  • PowerPoint is not a program designed to pass text from one person to another. That is the purpose of Word.If you limit the text on a slide then your audience will listen to you – which is why you and they are there. It also means your text can be big enough for the audience to read.If you need to put a chunk of text on a slide – for instance a quote – then shut up and give your audience the time to read it.
  • Always make sure your graphics are good quality. Nothing looks less professional than grainy or blurred images. The same is true of cartoons and ClipArt– only use them if the presentation is meant to be funny or if you are giving a presentation to children.
  • Without using a PowerPoint theme. Mine here is clearly hands but it does not have to be that restrictive. You need to keep a sense of continuity. At the very least keep to a constant colour scheme and font choice. A constant colour scheme does not mean all your slides must have the same background colour – but if you use different ones you should keep to a limited palette to that if it is the background colour on one slide, it could be the shape colour of font colour on the next.You should never use more than one font (and its variations) in a presentation. With images, you should try and stick to images in the same “family”. I’ll explain what I mean by that when we look at sourcing images later.
  • Always think about the colours you are using. Don’t make a choice lightly.The most important thing to do is make sure your text is readable. You must have good contrast between the text and the background.

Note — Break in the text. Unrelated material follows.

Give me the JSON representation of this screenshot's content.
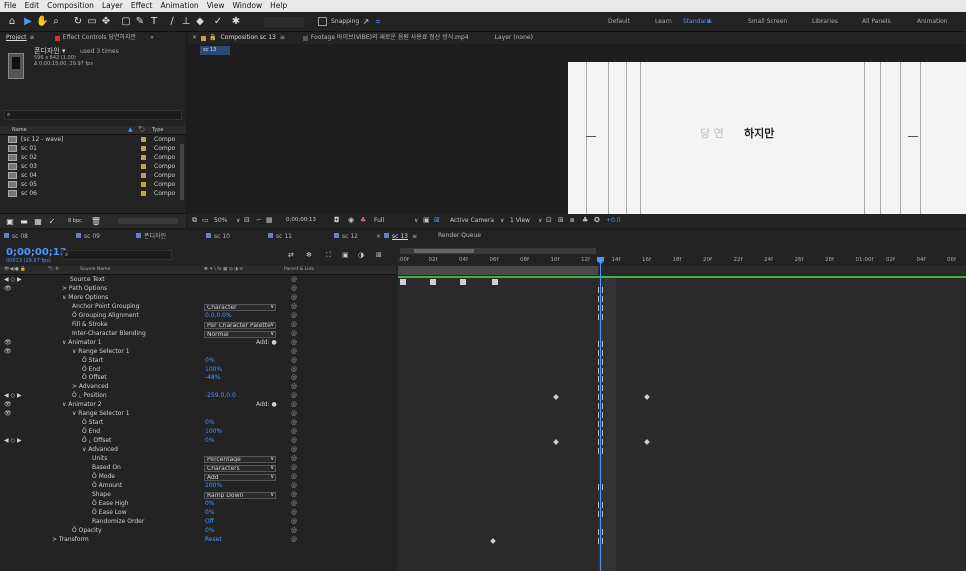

Remember that projectors play havoc with this so you must always make sure your contrast is as good as you can make it. If you have a coloured background, your main text should be black (for light backgrounds) or white (for dark backgrounds). If you have a white background (like this one here) you should use coloured text. You can also use coloured text if you want to have a highlight colour but keep the contrast high.Use a limited palette for a sense of continuity. If you want something to stand out, give it a bright colour so that it attracts the eye (like the word “colour” here). This is particularly important in charts or diagrams. Usually you want the audience to notice something – so make it easy for them by making is stand out from the rest.
  • 5 principles of good slide design

    1. 1. 5<br />The principles of good slide design<br />By Jacqui Bartram<br />ICT Learning Adviser<br />
    2. 2. 1: Simplicity<br />
    3. 3. 2. Limited text<br />
    4. 4. 3. Quality graphics<br />
    5. 5. 4. Avisual theme<br />
    6. 6. 5. Effective use of colour<br />
    7. 7. Jacqui Bartram is an ICT Learning Adviser at the University of Hull, United Kingdom<br />All images from photoxpress.com<br />